To create a more equal environment, the teens came up “modular homes” — either single-story or multi-story buildings that could be delivered to either South Side’s Chatham neighborhood or Northwest Side’s Albany Park neighborhood.
They were inspired by the fact that, even though the former is a majority-black, traditionally middle-class neighborhood and the later is an immigrant working-class neighborhood, they have similar housing stock and some similarities in their histories.
With health, the teens delved into how what kind of health services are available in different parts of Chicago, and the disparities in access to those resources. The notorious mid-90s Chicago heatwave loomed large over that particular section. Their visions for the future focused on delivering medicine to residents who can’t reach clinics and connecting them to resources they might not be aware of — whether it’s through robots or augmented reality devices.
With policing, the teens took a different tact. As the display noted, one of the questions that the students considered was “how does community address policing that disrupts their everyday lives.”
The teens wound up putting together a short film where an inventor father used futuristic technology to try to protect his son from the police, while the son doesn’t take his efforts seriously — to his own peril.
Sherri Peterson, of Avalon Park, was one of the students who helped put that part together. She designed the masks the characters in the film wore.
“The crow and the fox, they represent the black family,” Peterson explained. “The Fox is the young one, and inexperienced, and doesn’t understand the world of black oppression.”
The mask’s specific designs and colors, she said, were connected to African cultures.
“I think I learned more about how people feel,” Peterson reflected, adding that she appreciated being part of something that was important.
Finally, as all of the people involved in organizing South Side Speculations noted, they didn’t want visitors to just look at the exhibit — they wanted them to think about what the future of the South Side looks like and share their own ideas. A table set up in the middle of the gallery has books on Chicago history, social change, policy and how the three intersect. Visitors are free to read the books, listen to recordings of the interviews and write down their ideas in one of the two large guestbooks located at each end of the table.
The exhibit organizers all said they were impressed with the end results.
“I’m just amazed,” Rhyne said. “[It] is a testament to the young people, first and foremost.”
“I’m really excited,” Jagoda said. “It’s nice to see what all the young people have created.

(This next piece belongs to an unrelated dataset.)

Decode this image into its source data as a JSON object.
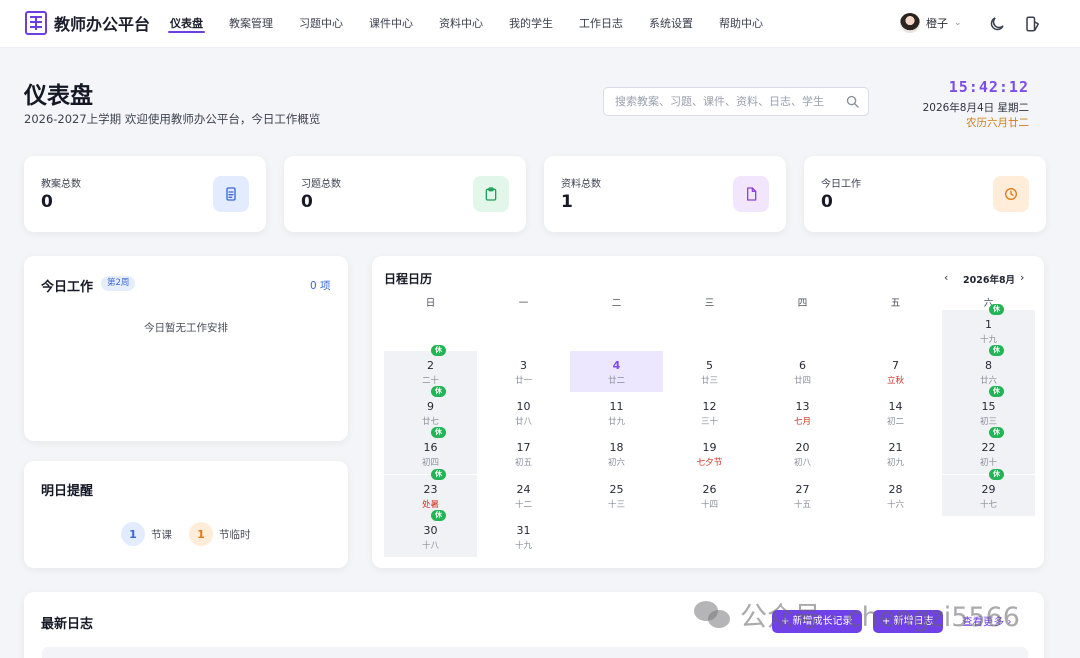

And it’s interesting [to see] all of the media they worked in — film, music, collages.”
“I think it’s beautiful,” Brier said. “These young people have a incredible imaginations. It shows how much they have in their neighborhoods, they know how much they are missing and how they want the South Side to be understood.”